"It’s good to be back..."
The shuttle has entered the atmosphere, cutting through a thick layer of gray clouds… they are home…on earth. Welcome back… to everything you understand as "human," as "home." Our cities of concrete and steel and glass, our domesticated dogs and our oxygen and our shopping malls and warm beds that have awaited you. Here is gravity, here are fish and continuous waves and continents full of talking people that can’t understand each other and green trees that exchange our waste for invisible gold. Out there, in the vast blackness of a space that has no sentimentality, among rocks that spin just like ours, amid air devoid of oxygen, our planet is one of many. Our sun is one of millions.

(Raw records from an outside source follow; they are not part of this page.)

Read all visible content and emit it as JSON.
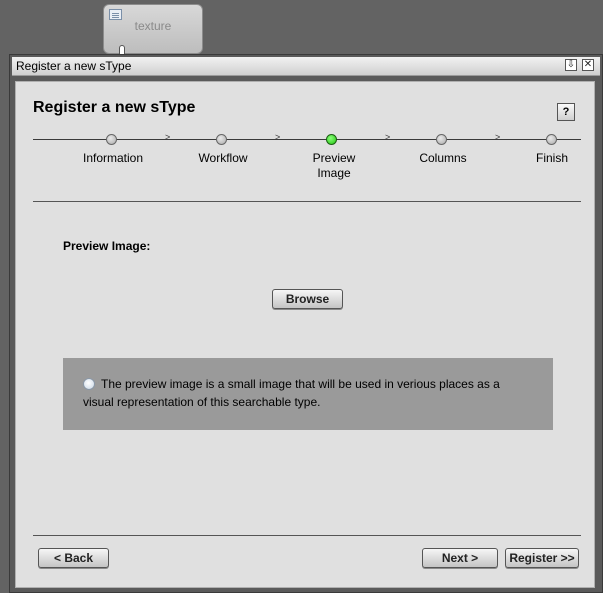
{
  "background_node": {
    "label": "texture"
  },
  "window": {
    "title": "Register a new sType",
    "controls": {
      "minimize": "⇩",
      "close": "✕"
    }
  },
  "wizard": {
    "title": "Register a new sType",
    "help_label": "?",
    "steps": [
      {
        "label": "Information",
        "active": false
      },
      {
        "label": "Workflow",
        "active": false
      },
      {
        "label": "Preview Image",
        "active": true
      },
      {
        "label": "Columns",
        "active": false
      },
      {
        "label": "Finish",
        "active": false
      }
    ],
    "step_separator": ">",
    "field_label": "Preview Image:",
    "browse_label": "Browse",
    "info_text": "The preview image is a small image that will be used in verious places as a visual representation of this searchable type.",
    "back_label": "< Back",
    "next_label": "Next >",
    "register_label": "Register >>"
  },
  "colors": {
    "active_step": "#21c40f",
    "panel_bg": "#e0e0e0",
    "info_bg": "#9a9a9a",
    "desktop_bg": "#636363"
  }
}
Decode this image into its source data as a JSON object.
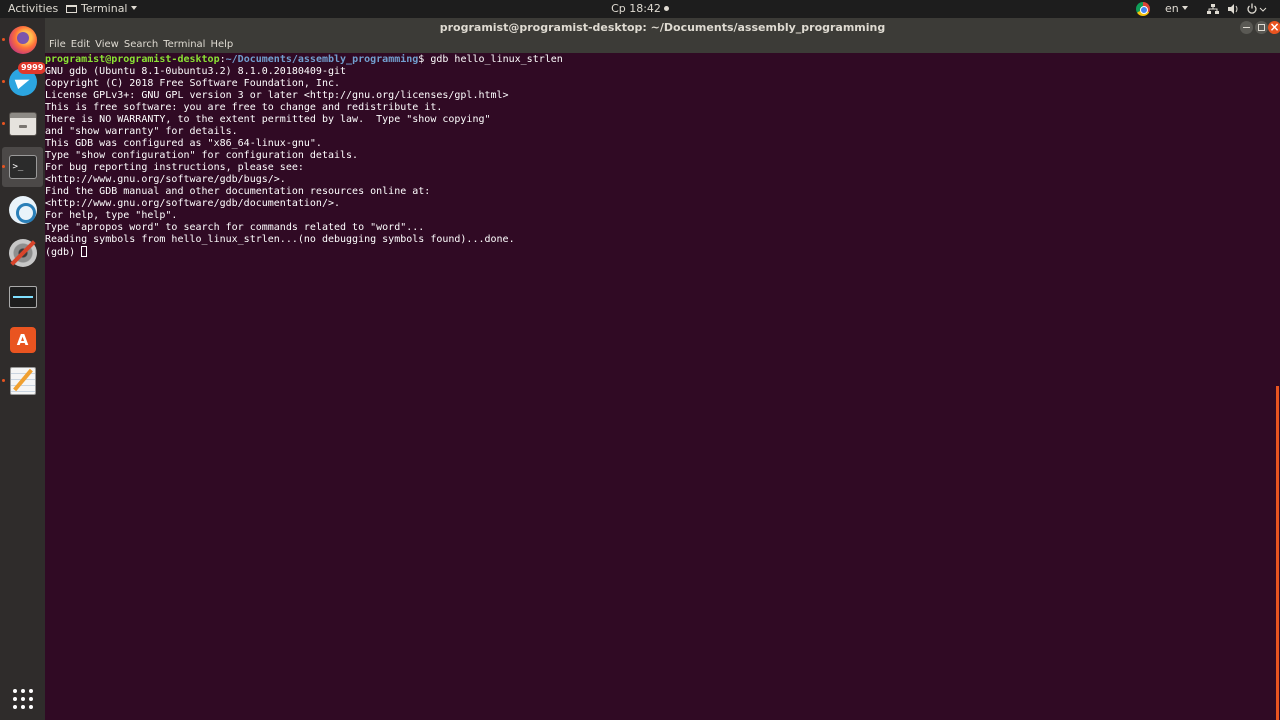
{
  "top_panel": {
    "activities": "Activities",
    "app_menu": "Terminal",
    "clock": "Ср 18:42",
    "language": "en"
  },
  "dock": {
    "telegram_badge": "9999",
    "items": [
      "firefox-icon",
      "telegram-icon",
      "files-icon",
      "terminal-icon",
      "electron-icon",
      "settings-icon",
      "monitor-icon",
      "software-icon",
      "editor-icon",
      "apps-icon"
    ],
    "terminal_glyph": ">_",
    "software_glyph": "A"
  },
  "window": {
    "title": "programist@programist-desktop: ~/Documents/assembly_programming",
    "menu": [
      "File",
      "Edit",
      "View",
      "Search",
      "Terminal",
      "Help"
    ]
  },
  "terminal": {
    "prompt_user": "programist@programist-desktop",
    "prompt_sep": ":",
    "prompt_path": "~/Documents/assembly_programming",
    "prompt_end": "$ ",
    "command": "gdb hello_linux_strlen",
    "output": [
      "GNU gdb (Ubuntu 8.1-0ubuntu3.2) 8.1.0.20180409-git",
      "Copyright (C) 2018 Free Software Foundation, Inc.",
      "License GPLv3+: GNU GPL version 3 or later <http://gnu.org/licenses/gpl.html>",
      "This is free software: you are free to change and redistribute it.",
      "There is NO WARRANTY, to the extent permitted by law.  Type \"show copying\"",
      "and \"show warranty\" for details.",
      "This GDB was configured as \"x86_64-linux-gnu\".",
      "Type \"show configuration\" for configuration details.",
      "For bug reporting instructions, please see:",
      "<http://www.gnu.org/software/gdb/bugs/>.",
      "Find the GDB manual and other documentation resources online at:",
      "<http://www.gnu.org/software/gdb/documentation/>.",
      "For help, type \"help\".",
      "Type \"apropos word\" to search for commands related to \"word\"...",
      "Reading symbols from hello_linux_strlen...(no debugging symbols found)...done."
    ],
    "gdb_prompt": "(gdb) "
  },
  "colors": {
    "terminal_bg": "#300a24",
    "accent": "#e95420",
    "prompt_user": "#8ae234",
    "prompt_path": "#729fcf"
  }
}
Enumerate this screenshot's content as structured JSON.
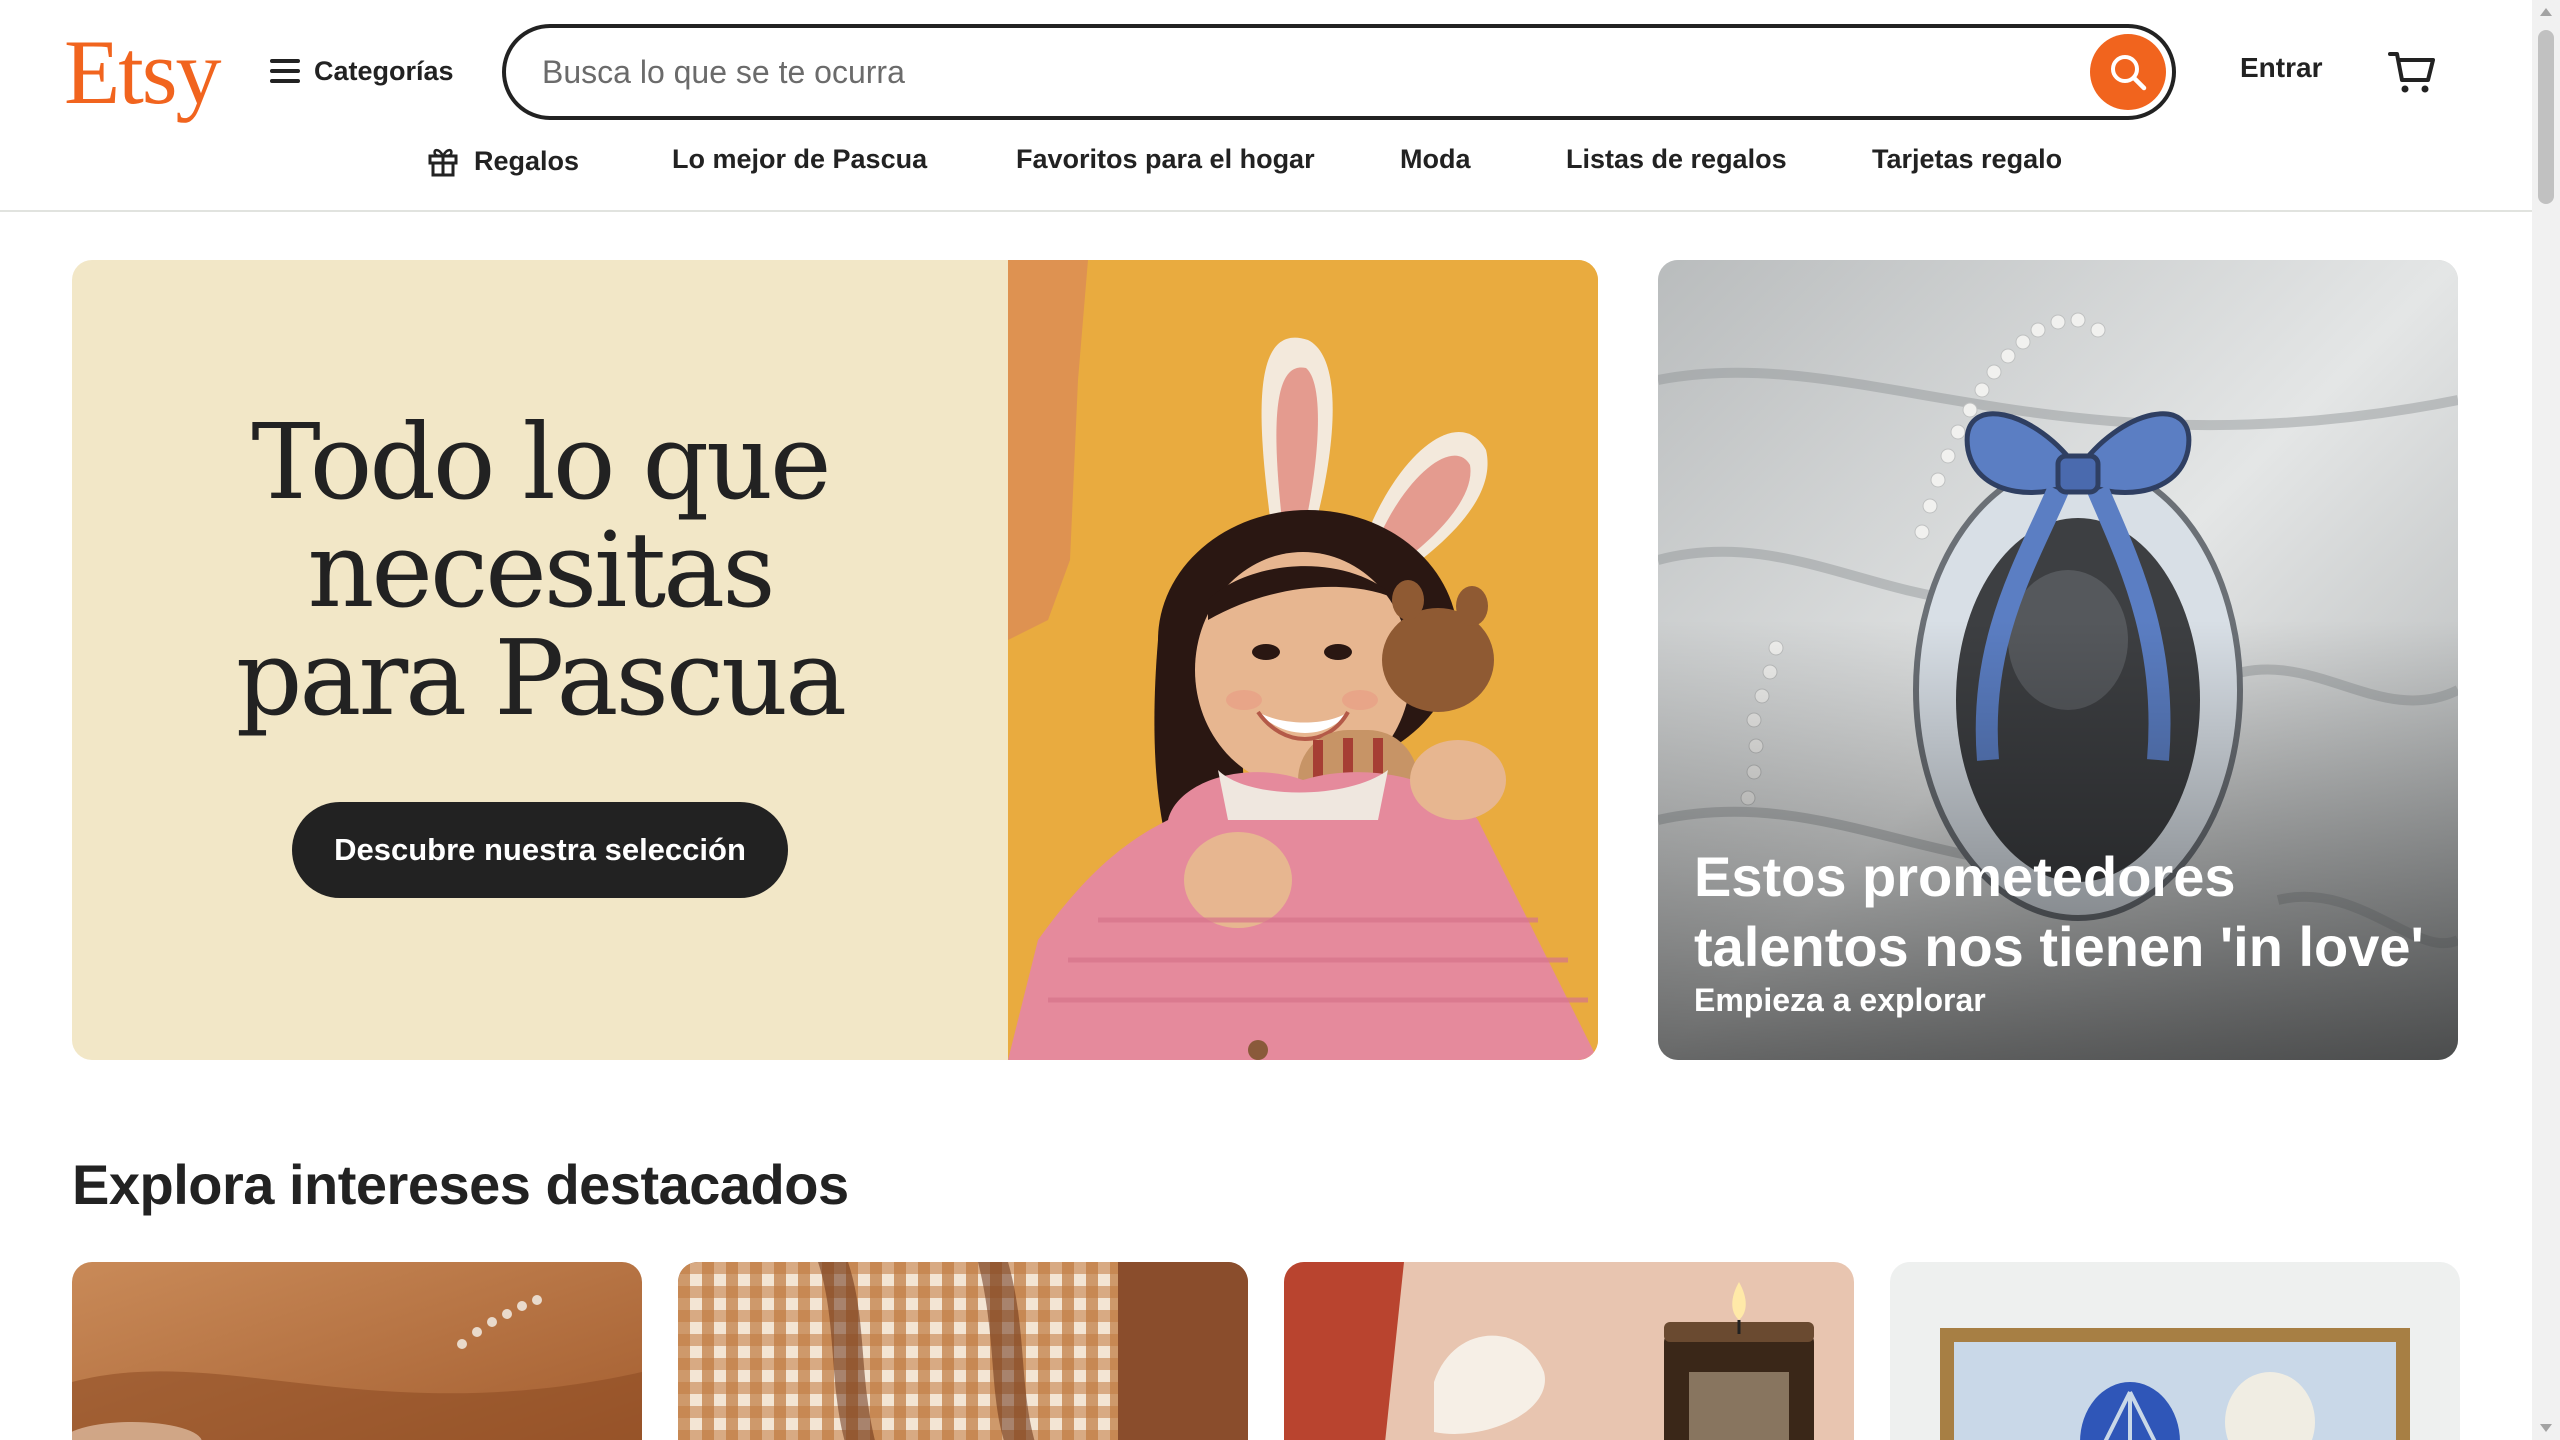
{
  "header": {
    "logo": "Etsy",
    "categories_label": "Categorías",
    "search_placeholder": "Busca lo que se te ocurra",
    "signin_label": "Entrar",
    "accent_color": "#f1641e"
  },
  "nav": {
    "items": [
      {
        "label": "Regalos",
        "icon": "gift-icon"
      },
      {
        "label": "Lo mejor de Pascua"
      },
      {
        "label": "Favoritos para el hogar"
      },
      {
        "label": "Moda"
      },
      {
        "label": "Listas de regalos"
      },
      {
        "label": "Tarjetas regalo"
      }
    ]
  },
  "hero": {
    "title_lines": [
      "Todo lo que",
      "necesitas",
      "para Pascua"
    ],
    "cta": "Descubre nuestra selección",
    "side": {
      "title": "Estos prometedores talentos nos tienen 'in love'",
      "subtitle": "Empieza a explorar"
    }
  },
  "interests": {
    "title": "Explora intereses destacados",
    "cards": [
      "card-necklace",
      "card-gingham-curtain",
      "card-candle",
      "card-framed-art"
    ]
  }
}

Floating in the darkness, looking back at what you know as home, does anything seem relevant?
A lone astronaut fixing the side of a satellite, a glimpse of earth, of swirling green and blue and white… "we are so small," she thinks to herself. On that globe, there are battles for water, a baby cries for its mother, a handful of people die in a car bombing in Iraq. Does any of it matter?
Our sun continues to burn, sending fiery explosions our way, our moon orbits faithfully, waxing and waning month after month...how long has it cast its silver light? A man dies in the street, hungry and crippled. A young child walks to school with her friends on a sunny day.

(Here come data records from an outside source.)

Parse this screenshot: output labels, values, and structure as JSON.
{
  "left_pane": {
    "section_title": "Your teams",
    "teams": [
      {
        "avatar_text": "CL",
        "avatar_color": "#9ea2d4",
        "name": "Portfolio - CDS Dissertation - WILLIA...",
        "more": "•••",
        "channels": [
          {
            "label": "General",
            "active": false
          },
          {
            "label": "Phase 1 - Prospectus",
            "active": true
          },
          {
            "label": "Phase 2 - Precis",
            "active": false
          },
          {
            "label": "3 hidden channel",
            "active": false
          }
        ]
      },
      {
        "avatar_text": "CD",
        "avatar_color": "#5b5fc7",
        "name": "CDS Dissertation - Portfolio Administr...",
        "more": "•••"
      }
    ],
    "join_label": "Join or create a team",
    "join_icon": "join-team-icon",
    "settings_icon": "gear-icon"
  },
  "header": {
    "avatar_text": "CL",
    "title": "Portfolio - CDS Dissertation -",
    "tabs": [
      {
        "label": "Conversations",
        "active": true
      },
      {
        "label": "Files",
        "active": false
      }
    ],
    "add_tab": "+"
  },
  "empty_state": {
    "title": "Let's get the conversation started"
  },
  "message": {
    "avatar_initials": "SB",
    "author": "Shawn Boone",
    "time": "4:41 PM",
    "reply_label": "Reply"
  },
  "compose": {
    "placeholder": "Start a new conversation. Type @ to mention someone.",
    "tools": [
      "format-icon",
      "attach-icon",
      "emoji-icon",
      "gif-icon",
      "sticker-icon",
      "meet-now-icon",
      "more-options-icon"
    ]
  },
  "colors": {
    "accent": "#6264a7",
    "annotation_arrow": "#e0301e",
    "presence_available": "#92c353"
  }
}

The astronaut sees the swirling white, she sees the orb. She cannot see the woman being raped in the Congo, she is not watching the flood waters rise on TV… floating, breathing through a tube, she sees the whole, the one sphere where we know people breath and fuck. Where people die with a gasp and are born with a push.
Does any of it matter at such a distance? At that distance, is any death a tragedy? Or is every single action a hiccup absorbed into the greater blend of green and blue? Looking out…past home, into the true vastness of a space that moves past the threshold of logic and comprehension, does our home, does this one planet even matter at all?

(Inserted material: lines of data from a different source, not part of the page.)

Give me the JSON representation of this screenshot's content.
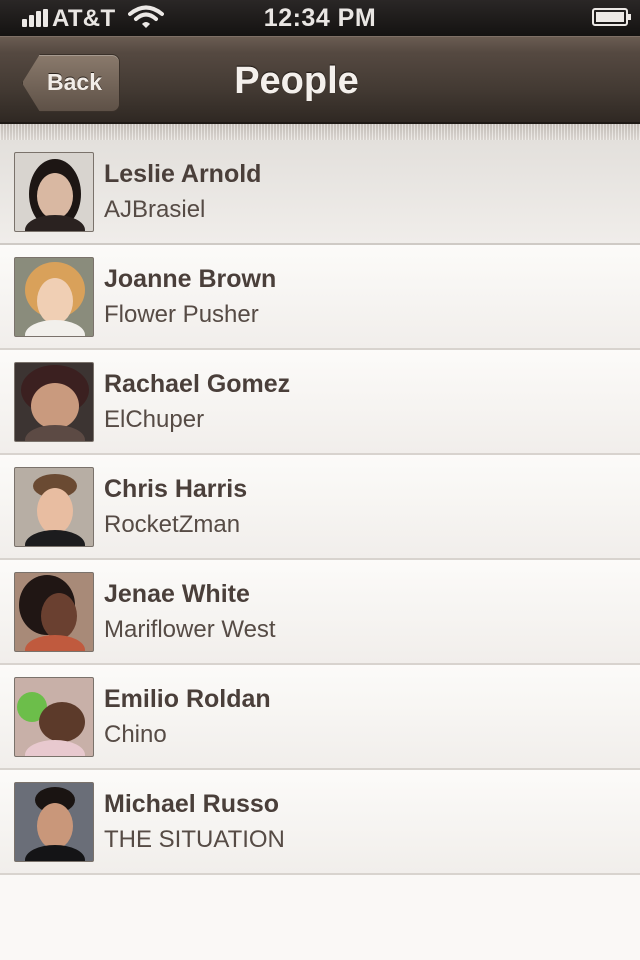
{
  "status_bar": {
    "carrier": "AT&T",
    "time": "12:34 PM"
  },
  "nav": {
    "back_label": "Back",
    "title": "People"
  },
  "people": [
    {
      "name": "Leslie Arnold",
      "handle": "AJBrasiel",
      "selected": true
    },
    {
      "name": "Joanne Brown",
      "handle": "Flower Pusher",
      "selected": false
    },
    {
      "name": "Rachael Gomez",
      "handle": "ElChuper",
      "selected": false
    },
    {
      "name": "Chris Harris",
      "handle": "RocketZman",
      "selected": false
    },
    {
      "name": "Jenae White",
      "handle": "Mariflower West",
      "selected": false
    },
    {
      "name": "Emilio Roldan",
      "handle": "Chino",
      "selected": false
    },
    {
      "name": "Michael Russo",
      "handle": "THE SITUATION",
      "selected": false
    }
  ],
  "colors": {
    "nav_bar": "#4a3f37",
    "name_text": "#4a3f3a",
    "handle_text": "#564b45",
    "list_bg": "#faf8f6"
  },
  "icons": [
    "signal-bars-icon",
    "wifi-icon",
    "battery-icon",
    "back-chevron-icon"
  ]
}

Somewhere on an oxygen filled planet, a young woman sits in a small apartment on the crust of a complex system, she types diligently on a device invented just a little while ago, a blink on the watch of time. None of them know her, the astronauts, the sun, the comets that streak across what she knows as the sky, does her life matter amid the chaos of floating rocks? Do her tears matter to the moon? She feels the tie that connects one thought to the other, the thread that connects one small life to the system that spins around it; she is the spinning, she is the wonder, the lifetime of rocks, the wars that continue without end. Century after century, there is another conflict and stars flicker out and new ones are born and some planets merely turn half a degree and the century passes like a blink, a mere flutter.
From out there, does any of this even exist at all?